Pop-up Fabrication of Microelectromechanical (MEMs) Robots

Imagine a pop-up book where instead of clever props made of paper, you get a fully assembled electromechanical vehicle the size of a quarter. Engineers at the Harvard School of Engineering and Applied Sciences have developed a fabrication technique inspired by origami and pop-up books to create a monolithic assembly scaffold (and machine) that allows a robot bee (Mobee) to be assembled in one movement.

  

The final board that serves as the scaffold and the machine that will be popped-up and detached from the scaffold, is made of multiple layers of material sandwiched together. The layers are designed and cut to come together to create flexible joints that make the movement possible - just like in pop-up books. Layers with brass material are cut and exposed to serve as glue points which will lock solid during a chemical dip phase. Electrical components and circuits can be integrated into the board, as with a printed circuit board.
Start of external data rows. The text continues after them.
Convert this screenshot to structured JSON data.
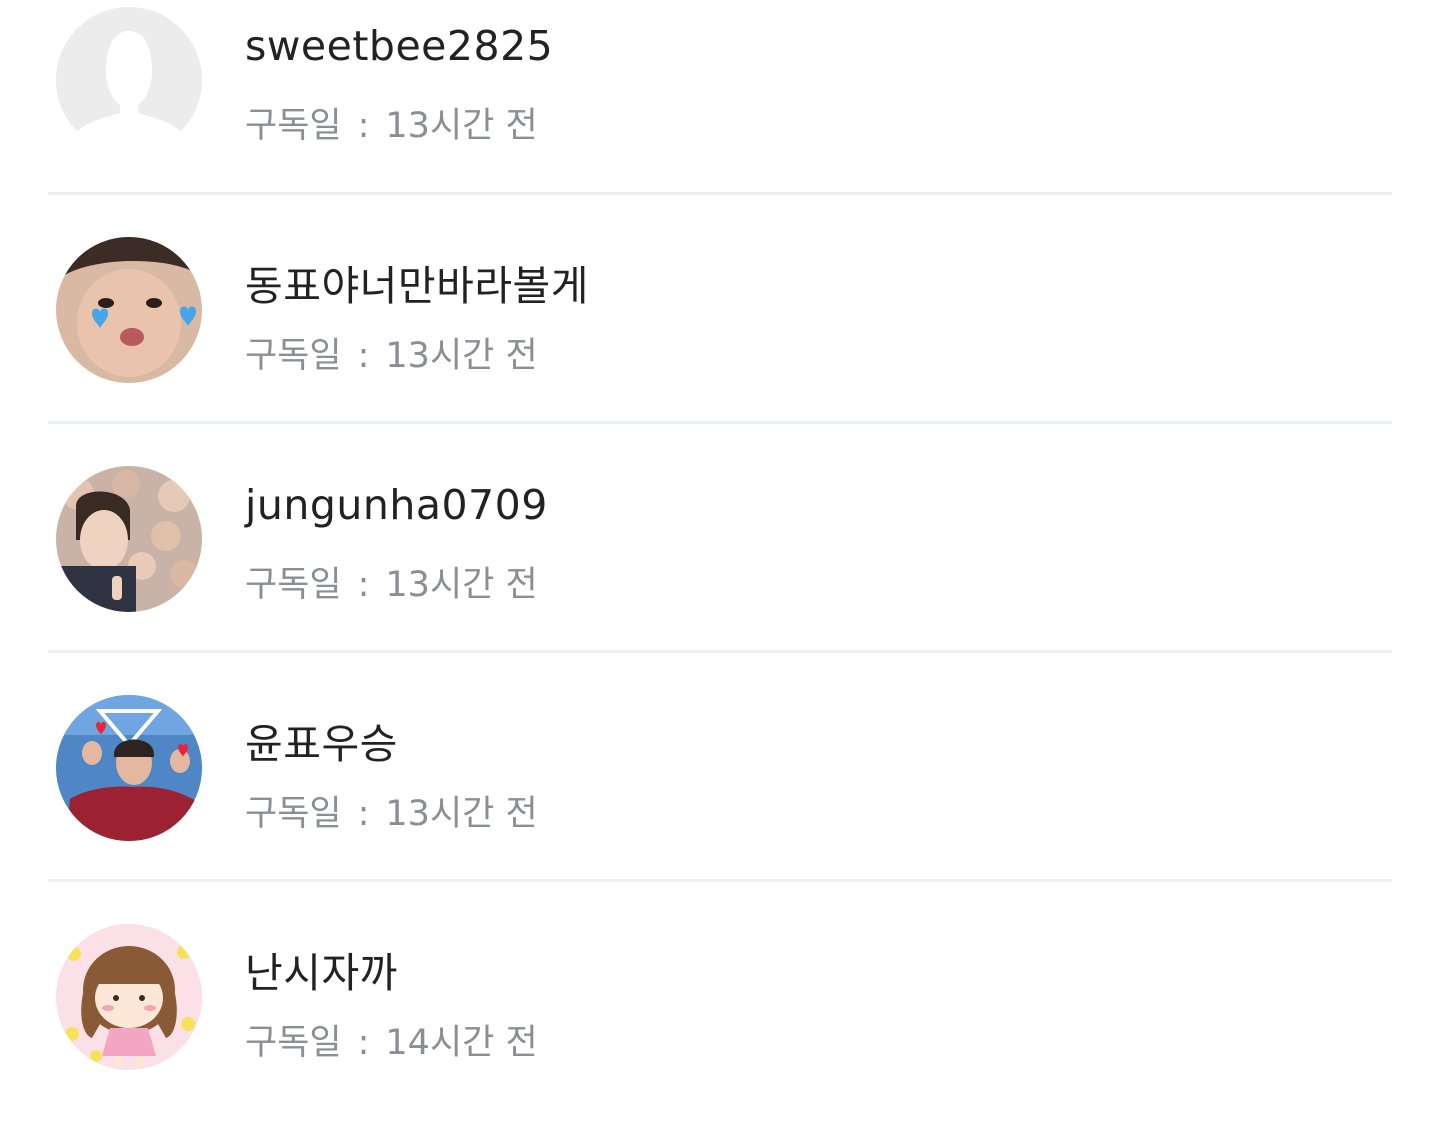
{
  "subscribers": [
    {
      "username": "sweetbee2825",
      "label": "구독일",
      "separator": ":",
      "time": "13시간 전",
      "avatar": "default-person-icon"
    },
    {
      "username": "동표야너만바라볼게",
      "label": "구독일",
      "separator": ":",
      "time": "13시간 전",
      "avatar": "profile-photo"
    },
    {
      "username": "jungunha0709",
      "label": "구독일",
      "separator": ":",
      "time": "13시간 전",
      "avatar": "profile-photo"
    },
    {
      "username": "윤표우승",
      "label": "구독일",
      "separator": ":",
      "time": "13시간 전",
      "avatar": "profile-photo"
    },
    {
      "username": "난시자까",
      "label": "구독일",
      "separator": ":",
      "time": "14시간 전",
      "avatar": "profile-illustration"
    }
  ],
  "colors": {
    "username": "#222222",
    "meta": "#8a8f96",
    "divider": "#eef1f3",
    "default_avatar_bg": "#ececec"
  }
}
The Journal of Micromechanics and Microengineering published an article, Pop-up Book MEMs with an extensive description of the process.



Todd Hopkinson